This philosophy of fair game allows for more interaction than answers 2 and 3 to the quiz above. If the toys stick with the owner we miss out on so many learning opportunities. The playground is a place where kids of all ages are open to play together. They are not in a grade or other similar age class. This creates some interesting dynamics when a five year old has to communicate and bargain with a two year old on the use of his toy. A good practice that comes out of this for the older kids is mentoring and leadership. As a rule, they have to give in because they are older and better understand what is going on. Your more eager leader can take on the role of managing turn taking for the group. For the younger ones, they can learn how to get what they want by being nice and patiently waiting for a turn. If all else fails the older children have a quick introduction to what community space means and the implications of bringing a toy into it.

3. Fair Game is the easiest way to manage toy use on the playground. 

I will agree that the approach of look around and ask is not bad. The problem here is that it is time consuming and confusing. I have seen many parents find the toy we leave for others to play with fighting off their kid asking “whose is this?” A person could spend hours asking around for the owner. We parents don’t have time for this. Let’s agree that toys are open and parents can relax (until we have to step in and help with negotiating use!)

If you choose number three and force your kid to stay away you will more than likely have a difficult tantrum on your hands. It is like taking a kid to a candy store and saying no to candy. It isn’t fair to bring a fun toy to the park where anyone can touch it and say that no one else can play with it. Keep that toy at home if you or your child don’t want to open it to the community.

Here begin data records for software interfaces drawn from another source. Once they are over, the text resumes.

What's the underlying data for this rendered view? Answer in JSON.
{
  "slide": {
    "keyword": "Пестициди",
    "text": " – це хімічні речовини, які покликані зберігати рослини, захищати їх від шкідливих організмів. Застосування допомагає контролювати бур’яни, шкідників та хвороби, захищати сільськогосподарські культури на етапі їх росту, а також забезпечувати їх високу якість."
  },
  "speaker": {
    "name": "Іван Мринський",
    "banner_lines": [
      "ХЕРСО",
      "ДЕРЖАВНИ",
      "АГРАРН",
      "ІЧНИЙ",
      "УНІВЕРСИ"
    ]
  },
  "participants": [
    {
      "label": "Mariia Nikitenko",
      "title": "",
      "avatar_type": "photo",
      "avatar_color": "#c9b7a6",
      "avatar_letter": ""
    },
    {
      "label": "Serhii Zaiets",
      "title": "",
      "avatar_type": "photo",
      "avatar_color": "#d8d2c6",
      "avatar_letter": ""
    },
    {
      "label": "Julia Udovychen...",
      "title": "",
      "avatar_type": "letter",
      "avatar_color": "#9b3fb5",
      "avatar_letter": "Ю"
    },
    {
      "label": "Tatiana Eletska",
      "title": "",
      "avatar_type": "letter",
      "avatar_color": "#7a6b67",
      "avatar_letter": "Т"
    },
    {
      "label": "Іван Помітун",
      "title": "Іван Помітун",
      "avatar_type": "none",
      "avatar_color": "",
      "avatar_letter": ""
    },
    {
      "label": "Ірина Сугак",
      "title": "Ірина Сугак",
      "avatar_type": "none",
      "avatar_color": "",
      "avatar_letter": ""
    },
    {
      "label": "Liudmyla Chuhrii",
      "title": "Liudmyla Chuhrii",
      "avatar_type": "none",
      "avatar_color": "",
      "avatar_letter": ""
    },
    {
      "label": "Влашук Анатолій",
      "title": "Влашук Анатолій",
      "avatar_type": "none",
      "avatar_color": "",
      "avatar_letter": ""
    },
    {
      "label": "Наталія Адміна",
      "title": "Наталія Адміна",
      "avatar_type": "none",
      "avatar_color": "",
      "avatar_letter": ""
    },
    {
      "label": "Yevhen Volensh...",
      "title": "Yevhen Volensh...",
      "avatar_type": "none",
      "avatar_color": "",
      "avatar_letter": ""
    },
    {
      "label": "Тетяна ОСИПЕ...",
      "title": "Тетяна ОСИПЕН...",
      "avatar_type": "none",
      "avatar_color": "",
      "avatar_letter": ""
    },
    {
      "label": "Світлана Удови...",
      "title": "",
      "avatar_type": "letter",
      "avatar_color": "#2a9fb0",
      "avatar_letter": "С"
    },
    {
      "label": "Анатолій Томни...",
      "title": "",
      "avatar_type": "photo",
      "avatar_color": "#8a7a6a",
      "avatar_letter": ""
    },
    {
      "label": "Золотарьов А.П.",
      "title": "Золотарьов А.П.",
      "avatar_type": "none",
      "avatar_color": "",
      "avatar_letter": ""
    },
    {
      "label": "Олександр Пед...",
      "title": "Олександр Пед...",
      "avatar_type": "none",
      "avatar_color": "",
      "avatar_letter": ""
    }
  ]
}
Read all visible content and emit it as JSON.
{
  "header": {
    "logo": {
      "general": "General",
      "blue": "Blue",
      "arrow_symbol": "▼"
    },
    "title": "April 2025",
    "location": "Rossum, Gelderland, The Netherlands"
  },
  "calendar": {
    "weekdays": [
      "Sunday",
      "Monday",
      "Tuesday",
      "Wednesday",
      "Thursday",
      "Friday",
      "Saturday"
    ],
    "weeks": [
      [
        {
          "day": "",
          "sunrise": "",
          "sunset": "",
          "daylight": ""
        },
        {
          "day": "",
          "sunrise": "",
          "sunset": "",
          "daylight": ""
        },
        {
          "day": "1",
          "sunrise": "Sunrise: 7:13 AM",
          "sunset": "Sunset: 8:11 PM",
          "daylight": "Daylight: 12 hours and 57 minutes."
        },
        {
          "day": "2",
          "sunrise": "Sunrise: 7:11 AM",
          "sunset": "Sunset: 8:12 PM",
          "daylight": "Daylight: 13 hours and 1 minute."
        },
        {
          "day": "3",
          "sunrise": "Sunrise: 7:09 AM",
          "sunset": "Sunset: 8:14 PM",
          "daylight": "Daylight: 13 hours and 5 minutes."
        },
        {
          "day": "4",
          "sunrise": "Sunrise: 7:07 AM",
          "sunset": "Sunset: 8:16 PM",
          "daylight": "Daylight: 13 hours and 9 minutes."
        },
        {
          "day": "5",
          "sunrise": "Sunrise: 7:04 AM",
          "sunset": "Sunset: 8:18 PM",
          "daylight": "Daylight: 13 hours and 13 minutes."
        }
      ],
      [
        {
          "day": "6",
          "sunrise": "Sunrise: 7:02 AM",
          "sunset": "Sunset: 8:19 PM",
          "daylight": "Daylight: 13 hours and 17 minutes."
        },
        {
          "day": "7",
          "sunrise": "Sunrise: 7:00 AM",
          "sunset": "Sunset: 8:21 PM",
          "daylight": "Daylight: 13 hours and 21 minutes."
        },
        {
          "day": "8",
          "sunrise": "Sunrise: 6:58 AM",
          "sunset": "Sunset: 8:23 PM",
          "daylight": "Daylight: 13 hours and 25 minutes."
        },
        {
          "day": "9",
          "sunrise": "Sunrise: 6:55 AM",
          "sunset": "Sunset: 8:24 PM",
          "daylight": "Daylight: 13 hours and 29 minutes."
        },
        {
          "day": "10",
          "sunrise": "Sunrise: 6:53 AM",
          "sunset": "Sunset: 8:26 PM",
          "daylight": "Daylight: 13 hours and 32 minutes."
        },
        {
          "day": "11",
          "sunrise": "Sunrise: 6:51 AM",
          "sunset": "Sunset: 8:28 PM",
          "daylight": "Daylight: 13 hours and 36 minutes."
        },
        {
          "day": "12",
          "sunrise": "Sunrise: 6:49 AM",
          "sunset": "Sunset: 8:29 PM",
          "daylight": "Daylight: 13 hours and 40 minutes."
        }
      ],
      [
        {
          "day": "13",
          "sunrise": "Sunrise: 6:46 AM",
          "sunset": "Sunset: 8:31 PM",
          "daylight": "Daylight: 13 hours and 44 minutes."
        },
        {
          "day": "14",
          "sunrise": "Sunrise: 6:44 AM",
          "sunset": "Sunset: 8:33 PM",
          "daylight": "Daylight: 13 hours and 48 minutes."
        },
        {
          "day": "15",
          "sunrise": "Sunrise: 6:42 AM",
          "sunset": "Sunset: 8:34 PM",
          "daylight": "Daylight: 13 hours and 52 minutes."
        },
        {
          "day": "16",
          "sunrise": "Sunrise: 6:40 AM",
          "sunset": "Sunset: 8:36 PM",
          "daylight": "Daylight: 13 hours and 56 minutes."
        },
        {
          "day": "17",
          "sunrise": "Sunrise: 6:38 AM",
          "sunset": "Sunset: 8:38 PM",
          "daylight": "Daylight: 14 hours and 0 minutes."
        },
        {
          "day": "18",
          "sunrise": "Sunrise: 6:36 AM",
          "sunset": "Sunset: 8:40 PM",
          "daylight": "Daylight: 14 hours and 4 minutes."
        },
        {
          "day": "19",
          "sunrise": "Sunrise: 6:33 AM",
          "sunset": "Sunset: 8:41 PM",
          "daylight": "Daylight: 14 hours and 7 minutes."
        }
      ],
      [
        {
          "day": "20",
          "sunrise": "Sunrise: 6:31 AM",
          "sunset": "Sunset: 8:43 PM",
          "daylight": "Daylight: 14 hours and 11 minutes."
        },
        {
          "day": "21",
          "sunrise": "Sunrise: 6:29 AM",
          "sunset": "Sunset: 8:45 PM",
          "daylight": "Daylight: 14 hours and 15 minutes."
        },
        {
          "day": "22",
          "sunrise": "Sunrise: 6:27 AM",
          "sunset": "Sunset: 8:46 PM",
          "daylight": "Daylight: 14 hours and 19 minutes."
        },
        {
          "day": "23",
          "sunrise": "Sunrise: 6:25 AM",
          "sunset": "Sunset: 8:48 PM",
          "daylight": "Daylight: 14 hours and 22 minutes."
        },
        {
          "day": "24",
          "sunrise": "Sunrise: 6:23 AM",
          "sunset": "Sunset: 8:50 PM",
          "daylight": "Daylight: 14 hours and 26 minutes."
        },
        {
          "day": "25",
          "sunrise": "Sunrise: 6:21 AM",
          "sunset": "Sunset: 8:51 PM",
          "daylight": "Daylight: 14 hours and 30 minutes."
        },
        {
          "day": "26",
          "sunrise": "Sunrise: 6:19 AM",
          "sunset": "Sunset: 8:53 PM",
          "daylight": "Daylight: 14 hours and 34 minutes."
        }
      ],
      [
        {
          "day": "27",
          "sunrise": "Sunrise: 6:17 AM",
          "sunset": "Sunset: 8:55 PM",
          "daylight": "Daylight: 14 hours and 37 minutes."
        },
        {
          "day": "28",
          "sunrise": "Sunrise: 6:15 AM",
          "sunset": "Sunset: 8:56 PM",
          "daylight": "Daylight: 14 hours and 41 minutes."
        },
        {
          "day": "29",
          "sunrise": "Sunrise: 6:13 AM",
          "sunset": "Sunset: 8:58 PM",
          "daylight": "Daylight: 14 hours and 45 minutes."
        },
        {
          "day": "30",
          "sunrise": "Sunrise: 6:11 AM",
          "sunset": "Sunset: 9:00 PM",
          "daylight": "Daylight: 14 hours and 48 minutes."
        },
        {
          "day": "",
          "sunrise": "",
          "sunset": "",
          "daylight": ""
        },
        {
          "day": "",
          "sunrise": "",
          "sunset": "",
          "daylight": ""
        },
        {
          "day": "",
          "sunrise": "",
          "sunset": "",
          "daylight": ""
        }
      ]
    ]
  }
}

Abiding by the third philosophy usually comes hand in hand with “don’t go up the slide” or “use the equipment only as it is intended” or “stay out of the puddles.” The point isn’t to judge but to simply state the facts: your child and my child will be raised with a different set of values. A community toy on the playground can be a good indicator, actually, to help parents know a bit about each other early on and find like minded parents.